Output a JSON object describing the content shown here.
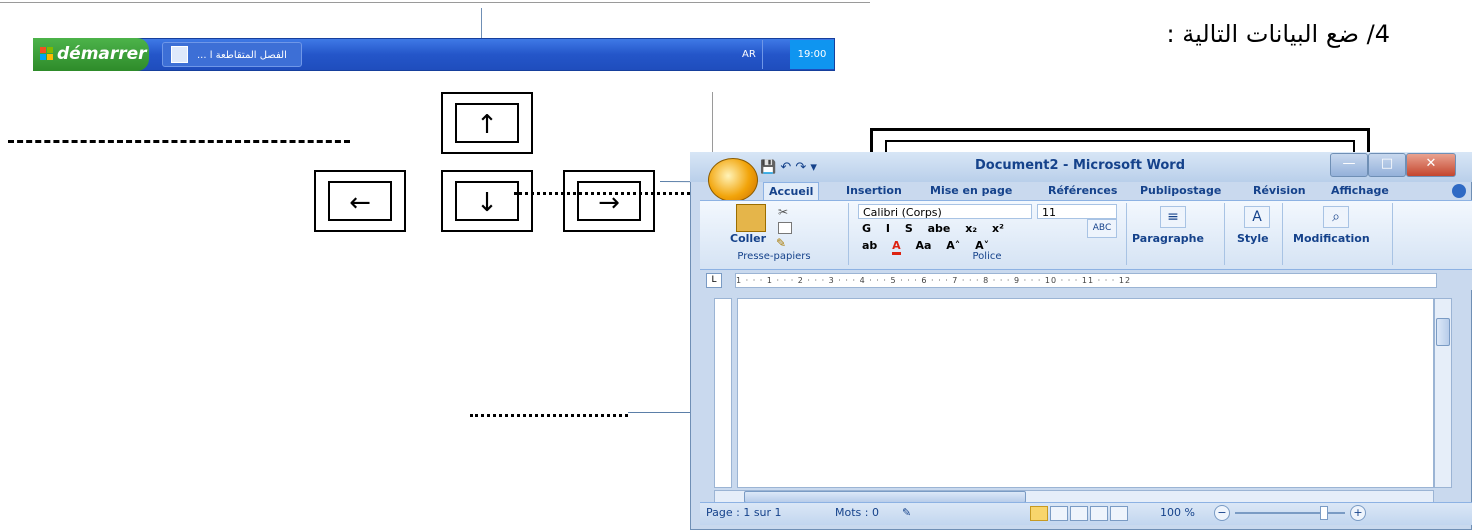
{
  "instruction": "4/ ضع البيانات التالية :",
  "taskbar": {
    "start_label": "démarrer",
    "task_label": "... الفصل المتقاطعة ا",
    "language": "AR",
    "clock": "19:00"
  },
  "arrow_keys": {
    "up": "↑",
    "left": "←",
    "down": "↓",
    "right": "→"
  },
  "word": {
    "title": "Document2 - Microsoft Word",
    "quick_access": "💾 ↶ ↷ ▾",
    "window_buttons": {
      "minimize": "—",
      "maximize": "□",
      "close": "✕"
    },
    "tabs": [
      "Accueil",
      "Insertion",
      "Mise en page",
      "Références",
      "Publipostage",
      "Révision",
      "Affichage"
    ],
    "clipboard": {
      "paste": "Coller",
      "group": "Presse-papiers"
    },
    "font": {
      "name": "Calibri (Corps)",
      "size": "11",
      "row1": [
        "G",
        "I",
        "S",
        "abe",
        "x₂",
        "x²"
      ],
      "row2": [
        "ab",
        "A",
        "Aa",
        "A˄",
        "A˅"
      ],
      "group": "Police"
    },
    "paragraph": "Paragraphe",
    "style": "Style",
    "modification": "Modification",
    "ruler": "1 · · · 1 · · · 2 · · · 3 · · · 4 · · · 5 · · · 6 · · · 7 · · · 8 · · · 9 · · · 10 · · · 11 · · · 12",
    "status": {
      "page": "Page : 1 sur 1",
      "words": "Mots : 0",
      "zoom": "100 %",
      "zoom_out": "−",
      "zoom_in": "+"
    }
  }
}
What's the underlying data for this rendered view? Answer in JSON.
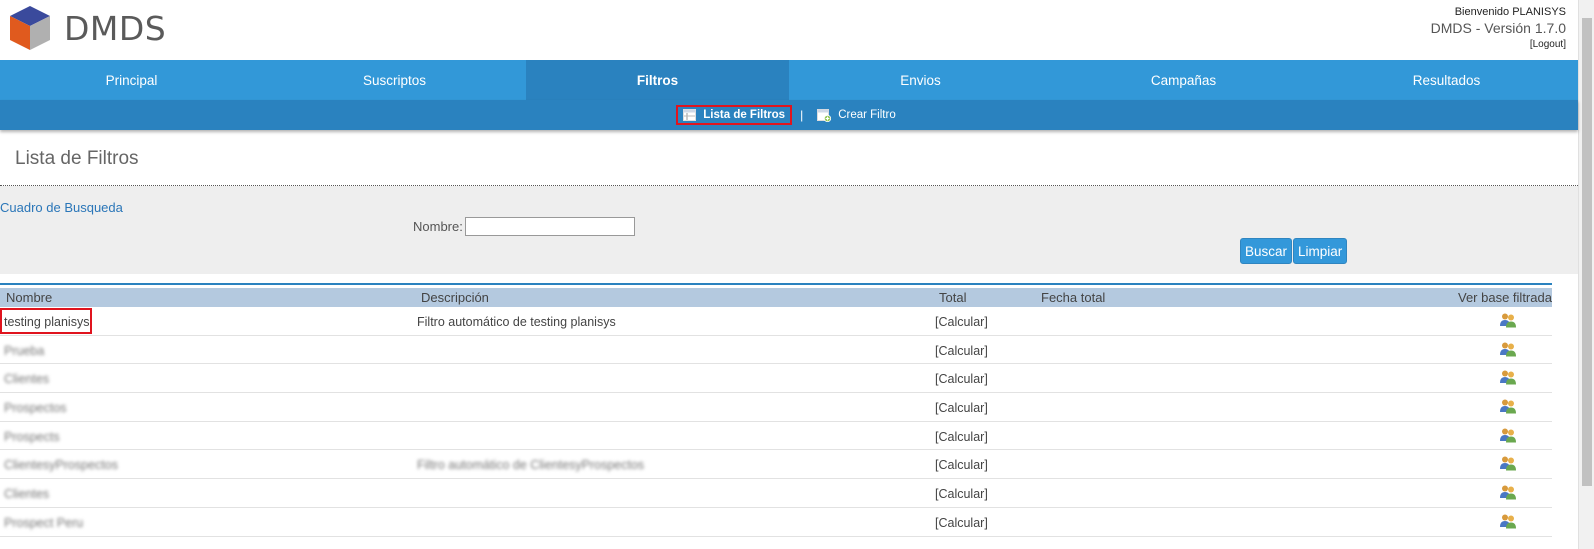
{
  "header": {
    "logo_text": "DMDS",
    "welcome": "Bienvenido PLANISYS",
    "version": "DMDS - Versión 1.7.0",
    "logout": "[Logout]"
  },
  "nav": {
    "items": [
      "Principal",
      "Suscriptos",
      "Filtros",
      "Envios",
      "Campañas",
      "Resultados"
    ],
    "active": "Filtros"
  },
  "subnav": {
    "lista": "Lista de Filtros",
    "crear": "Crear Filtro",
    "separator": "|"
  },
  "page_title": "Lista de Filtros",
  "search": {
    "title": "Cuadro de Busqueda",
    "nombre_label": "Nombre:",
    "nombre_value": "",
    "buscar": "Buscar",
    "limpiar": "Limpiar"
  },
  "table": {
    "headers": {
      "nombre": "Nombre",
      "descripcion": "Descripción",
      "total": "Total",
      "fecha_total": "Fecha total",
      "ver_base": "Ver base filtrada"
    },
    "rows": [
      {
        "nombre": "testing planisys",
        "descripcion": "Filtro automático de testing planisys",
        "total": "[Calcular]",
        "blurred": false
      },
      {
        "nombre": "Prueba",
        "descripcion": "",
        "total": "[Calcular]",
        "blurred": true
      },
      {
        "nombre": "Clientes",
        "descripcion": "",
        "total": "[Calcular]",
        "blurred": true
      },
      {
        "nombre": "Prospectos",
        "descripcion": "",
        "total": "[Calcular]",
        "blurred": true
      },
      {
        "nombre": "Prospects",
        "descripcion": "",
        "total": "[Calcular]",
        "blurred": true
      },
      {
        "nombre": "ClientesyProspectos",
        "descripcion": "Filtro automático de ClientesyProspectos",
        "total": "[Calcular]",
        "blurred": true
      },
      {
        "nombre": "Clientes",
        "descripcion": "",
        "total": "[Calcular]",
        "blurred": true
      },
      {
        "nombre": "Prospect Peru",
        "descripcion": "",
        "total": "[Calcular]",
        "blurred": true
      }
    ]
  },
  "icons": {
    "ver_base": "users-icon",
    "lista": "list-icon",
    "crear": "add-filter-icon"
  },
  "colors": {
    "nav": "#3298d8",
    "nav_active": "#2a82bf",
    "highlight": "#e0141e",
    "button": "#3398da"
  }
}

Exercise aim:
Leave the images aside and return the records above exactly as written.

Task result:
Output a JSON object describing the content shown here.
{
  "instruction": "4/ ضع البيانات التالية :",
  "taskbar": {
    "start_label": "démarrer",
    "task_label": "... الفصل المتقاطعة ا",
    "language": "AR",
    "clock": "19:00"
  },
  "arrow_keys": {
    "up": "↑",
    "left": "←",
    "down": "↓",
    "right": "→"
  },
  "word": {
    "title": "Document2 - Microsoft Word",
    "quick_access": "💾 ↶ ↷ ▾",
    "window_buttons": {
      "minimize": "—",
      "maximize": "□",
      "close": "✕"
    },
    "tabs": [
      "Accueil",
      "Insertion",
      "Mise en page",
      "Références",
      "Publipostage",
      "Révision",
      "Affichage"
    ],
    "clipboard": {
      "paste": "Coller",
      "group": "Presse-papiers"
    },
    "font": {
      "name": "Calibri (Corps)",
      "size": "11",
      "row1": [
        "G",
        "I",
        "S",
        "abe",
        "x₂",
        "x²"
      ],
      "row2": [
        "ab",
        "A",
        "Aa",
        "A˄",
        "A˅"
      ],
      "group": "Police"
    },
    "paragraph": "Paragraphe",
    "style": "Style",
    "modification": "Modification",
    "ruler": "1 · · · 1 · · · 2 · · · 3 · · · 4 · · · 5 · · · 6 · · · 7 · · · 8 · · · 9 · · · 10 · · · 11 · · · 12",
    "status": {
      "page": "Page : 1 sur 1",
      "words": "Mots : 0",
      "zoom": "100 %",
      "zoom_out": "−",
      "zoom_in": "+"
    }
  }
}
What's the underlying data for this rendered view? Answer in JSON.
{
  "header": {
    "logo_text": "DMDS",
    "welcome": "Bienvenido PLANISYS",
    "version": "DMDS - Versión 1.7.0",
    "logout": "[Logout]"
  },
  "nav": {
    "items": [
      "Principal",
      "Suscriptos",
      "Filtros",
      "Envios",
      "Campañas",
      "Resultados"
    ],
    "active": "Filtros"
  },
  "subnav": {
    "lista": "Lista de Filtros",
    "crear": "Crear Filtro",
    "separator": "|"
  },
  "page_title": "Lista de Filtros",
  "search": {
    "title": "Cuadro de Busqueda",
    "nombre_label": "Nombre:",
    "nombre_value": "",
    "buscar": "Buscar",
    "limpiar": "Limpiar"
  },
  "table": {
    "headers": {
      "nombre": "Nombre",
      "descripcion": "Descripción",
      "total": "Total",
      "fecha_total": "Fecha total",
      "ver_base": "Ver base filtrada"
    },
    "rows": [
      {
        "nombre": "testing planisys",
        "descripcion": "Filtro automático de testing planisys",
        "total": "[Calcular]",
        "blurred": false
      },
      {
        "nombre": "Prueba",
        "descripcion": "",
        "total": "[Calcular]",
        "blurred": true
      },
      {
        "nombre": "Clientes",
        "descripcion": "",
        "total": "[Calcular]",
        "blurred": true
      },
      {
        "nombre": "Prospectos",
        "descripcion": "",
        "total": "[Calcular]",
        "blurred": true
      },
      {
        "nombre": "Prospects",
        "descripcion": "",
        "total": "[Calcular]",
        "blurred": true
      },
      {
        "nombre": "ClientesyProspectos",
        "descripcion": "Filtro automático de ClientesyProspectos",
        "total": "[Calcular]",
        "blurred": true
      },
      {
        "nombre": "Clientes",
        "descripcion": "",
        "total": "[Calcular]",
        "blurred": true
      },
      {
        "nombre": "Prospect Peru",
        "descripcion": "",
        "total": "[Calcular]",
        "blurred": true
      }
    ]
  },
  "icons": {
    "ver_base": "users-icon",
    "lista": "list-icon",
    "crear": "add-filter-icon"
  },
  "colors": {
    "nav": "#3298d8",
    "nav_active": "#2a82bf",
    "highlight": "#e0141e",
    "button": "#3398da"
  }
}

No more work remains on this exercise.